Tuesday, February 14, 2012
Ben is a very good analyst, and his thoughts have always been useful to me in helping me find attractive technology stocks. But his remarks that day were very different than most analyst comments, and proved to be remarkably prescient.
Ben's favorite stock pick in his group has been Apple. In fact, Apple has been his number 1 pick for at least the last two years, if not longer.
"The problem you are facing," Ben said, gesturing to the assembled group of portfolio managers, "is that you cannot own enough Apple stock."
"Apple controls the entire IT space. They dominate in music and tablets. Demand for the iPhone remains robust, despite threats from Google," Ben continued. "You should have at least 5% to 10% of your portfolio invested in Apple stock, but you probably won't simply because of diversification requirements."
"But I'm telling you: Apple is truly the only IT stock to own."
Most of us took issue with Ben's comments. After all, the loss of Steve Jobs would be devastating to Apple - look what happened to Disney stock after Walt Disney died. And the sheer size of Apple - at that time nearly $400 billion - would surely begin to retard its growth rate?
Ben was undeterred.
Apple was big, but its prospects were ridiculously good. A host of new products - including a foray into television - were coming up in the next year that would give Apple another leg higher.
Moreover, Apple was trading only 12x 2012 estimated earnings, which was a discount to the overall market (as it still is today).
Since that October meeting, Apple has soared +27%.
In the fourth quarter alone, Apple earned nearly $18 billion in free cash flow, and its cash hoard now stands at nearly $100 billion.
And yesterday, Apple stock traded briefly above $500. With a market cap of $467 billion, Apple is now the most valuable company on the planet.
There will be a time to sell Apple stock, as there is with all stocks. The products it makes - electronic equipment - are constantly being challenged by strong and innovative companies. There are doubtlessly new and innovative small companies that today are developing products that will someday challenge Apple's dominance.
Ben Reitzes put out a research piece this morning telling clients that Apple can still grow further. He cites a new iPad that is scheduled to come out in the spring, as well as iPhone 5. There are new Macs coming out, including a new MacBook.
Oh, and if Apple decides to use some of its cash to pay a dividend - which seems fairly logical, in my opinion - the stock could become even more attractive.

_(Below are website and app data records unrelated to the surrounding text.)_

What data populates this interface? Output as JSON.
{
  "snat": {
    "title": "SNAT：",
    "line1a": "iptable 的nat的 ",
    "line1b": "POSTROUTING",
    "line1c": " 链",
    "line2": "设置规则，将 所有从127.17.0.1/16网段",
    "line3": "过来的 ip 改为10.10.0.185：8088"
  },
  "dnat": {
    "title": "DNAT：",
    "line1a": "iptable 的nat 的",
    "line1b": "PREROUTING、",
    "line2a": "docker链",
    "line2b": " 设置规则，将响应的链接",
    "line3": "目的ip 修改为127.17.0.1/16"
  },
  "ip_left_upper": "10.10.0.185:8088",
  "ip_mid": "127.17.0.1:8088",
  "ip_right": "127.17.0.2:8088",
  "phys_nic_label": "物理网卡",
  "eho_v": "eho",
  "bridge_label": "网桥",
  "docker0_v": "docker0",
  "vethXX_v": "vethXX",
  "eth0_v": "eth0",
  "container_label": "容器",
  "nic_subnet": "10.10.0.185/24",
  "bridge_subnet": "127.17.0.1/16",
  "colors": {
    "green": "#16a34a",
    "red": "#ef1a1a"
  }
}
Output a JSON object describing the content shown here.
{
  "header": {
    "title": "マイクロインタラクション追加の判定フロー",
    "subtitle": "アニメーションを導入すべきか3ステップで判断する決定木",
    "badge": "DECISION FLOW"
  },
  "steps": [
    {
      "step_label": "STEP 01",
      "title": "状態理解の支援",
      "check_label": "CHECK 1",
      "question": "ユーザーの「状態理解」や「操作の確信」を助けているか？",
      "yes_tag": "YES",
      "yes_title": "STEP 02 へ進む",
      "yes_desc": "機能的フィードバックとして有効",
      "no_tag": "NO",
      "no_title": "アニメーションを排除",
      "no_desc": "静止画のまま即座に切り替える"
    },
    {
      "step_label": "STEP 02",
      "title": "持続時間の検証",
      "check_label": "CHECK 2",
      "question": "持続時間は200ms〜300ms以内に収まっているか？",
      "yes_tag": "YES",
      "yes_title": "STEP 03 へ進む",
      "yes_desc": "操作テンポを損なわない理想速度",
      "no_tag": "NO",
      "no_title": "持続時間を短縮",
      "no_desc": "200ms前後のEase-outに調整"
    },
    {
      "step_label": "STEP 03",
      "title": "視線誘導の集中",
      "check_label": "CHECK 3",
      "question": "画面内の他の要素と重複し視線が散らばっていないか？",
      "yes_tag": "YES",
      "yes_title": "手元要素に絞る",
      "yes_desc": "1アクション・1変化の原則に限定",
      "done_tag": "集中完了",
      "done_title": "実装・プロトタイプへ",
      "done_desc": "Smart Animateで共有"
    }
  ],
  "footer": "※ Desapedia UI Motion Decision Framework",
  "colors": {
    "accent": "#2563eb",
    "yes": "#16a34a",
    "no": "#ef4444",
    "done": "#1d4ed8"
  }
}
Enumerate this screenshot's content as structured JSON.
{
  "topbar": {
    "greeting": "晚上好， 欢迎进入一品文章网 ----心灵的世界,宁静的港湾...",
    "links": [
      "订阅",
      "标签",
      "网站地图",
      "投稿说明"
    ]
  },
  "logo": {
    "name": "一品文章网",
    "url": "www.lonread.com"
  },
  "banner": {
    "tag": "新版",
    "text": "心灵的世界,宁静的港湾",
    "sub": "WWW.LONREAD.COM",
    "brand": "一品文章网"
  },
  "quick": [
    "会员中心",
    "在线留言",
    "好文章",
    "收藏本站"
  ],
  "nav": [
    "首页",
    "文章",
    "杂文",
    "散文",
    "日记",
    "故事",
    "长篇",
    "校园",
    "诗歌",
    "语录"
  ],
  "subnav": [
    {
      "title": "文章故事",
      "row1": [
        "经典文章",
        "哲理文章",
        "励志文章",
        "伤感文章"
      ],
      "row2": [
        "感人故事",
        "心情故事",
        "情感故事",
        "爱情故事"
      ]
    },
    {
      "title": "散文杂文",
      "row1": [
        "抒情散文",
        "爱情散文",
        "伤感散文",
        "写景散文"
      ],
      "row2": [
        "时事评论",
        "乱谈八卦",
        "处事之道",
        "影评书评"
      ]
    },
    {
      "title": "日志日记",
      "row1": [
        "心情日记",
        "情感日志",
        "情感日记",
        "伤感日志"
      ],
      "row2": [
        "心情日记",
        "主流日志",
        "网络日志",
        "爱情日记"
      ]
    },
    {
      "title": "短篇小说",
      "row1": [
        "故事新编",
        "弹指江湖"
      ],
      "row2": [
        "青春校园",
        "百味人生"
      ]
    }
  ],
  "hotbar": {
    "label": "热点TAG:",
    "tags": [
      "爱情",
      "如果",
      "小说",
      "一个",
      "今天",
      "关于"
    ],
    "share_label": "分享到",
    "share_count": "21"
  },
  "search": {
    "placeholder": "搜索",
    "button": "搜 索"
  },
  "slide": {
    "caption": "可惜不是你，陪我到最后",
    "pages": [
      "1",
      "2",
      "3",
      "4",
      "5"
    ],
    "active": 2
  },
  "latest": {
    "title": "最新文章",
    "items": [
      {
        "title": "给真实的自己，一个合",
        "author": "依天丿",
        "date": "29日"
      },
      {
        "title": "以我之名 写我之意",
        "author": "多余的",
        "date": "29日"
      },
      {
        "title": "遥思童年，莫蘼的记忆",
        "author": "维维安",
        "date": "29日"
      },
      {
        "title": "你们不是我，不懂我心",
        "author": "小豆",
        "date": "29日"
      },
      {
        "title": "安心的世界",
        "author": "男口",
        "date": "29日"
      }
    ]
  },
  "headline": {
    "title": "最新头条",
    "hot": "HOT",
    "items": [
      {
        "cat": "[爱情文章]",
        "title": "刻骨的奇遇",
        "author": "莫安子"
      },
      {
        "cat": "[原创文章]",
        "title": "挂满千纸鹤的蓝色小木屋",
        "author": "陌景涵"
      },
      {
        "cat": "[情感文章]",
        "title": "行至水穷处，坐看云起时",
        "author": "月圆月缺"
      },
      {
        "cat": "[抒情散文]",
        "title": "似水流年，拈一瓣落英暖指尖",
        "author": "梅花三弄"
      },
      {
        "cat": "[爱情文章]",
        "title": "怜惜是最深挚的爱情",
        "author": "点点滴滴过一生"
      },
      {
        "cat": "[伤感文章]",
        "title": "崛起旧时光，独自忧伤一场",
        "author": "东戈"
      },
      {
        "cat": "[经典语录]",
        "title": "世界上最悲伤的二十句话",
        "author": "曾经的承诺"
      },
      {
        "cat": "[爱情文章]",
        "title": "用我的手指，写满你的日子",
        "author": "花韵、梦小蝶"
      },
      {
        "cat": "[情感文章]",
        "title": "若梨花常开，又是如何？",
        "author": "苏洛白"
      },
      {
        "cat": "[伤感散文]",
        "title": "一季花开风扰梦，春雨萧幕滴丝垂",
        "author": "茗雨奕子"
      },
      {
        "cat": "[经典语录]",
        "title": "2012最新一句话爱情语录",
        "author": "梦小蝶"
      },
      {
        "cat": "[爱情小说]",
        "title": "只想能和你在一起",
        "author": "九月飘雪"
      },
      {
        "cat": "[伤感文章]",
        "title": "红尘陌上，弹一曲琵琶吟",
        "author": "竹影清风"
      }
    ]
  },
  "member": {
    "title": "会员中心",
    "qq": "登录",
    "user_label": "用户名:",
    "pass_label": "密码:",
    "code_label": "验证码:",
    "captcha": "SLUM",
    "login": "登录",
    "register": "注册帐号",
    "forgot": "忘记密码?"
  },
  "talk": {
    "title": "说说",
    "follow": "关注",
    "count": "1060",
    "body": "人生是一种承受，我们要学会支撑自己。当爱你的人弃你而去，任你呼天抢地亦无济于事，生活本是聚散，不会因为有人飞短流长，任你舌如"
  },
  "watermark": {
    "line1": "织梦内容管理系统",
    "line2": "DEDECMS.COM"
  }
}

My natural instinct is to worry about companies like Apple, whose fame and following has become so strong. But for now I think I should just listen to Ben, and enjoy the ride.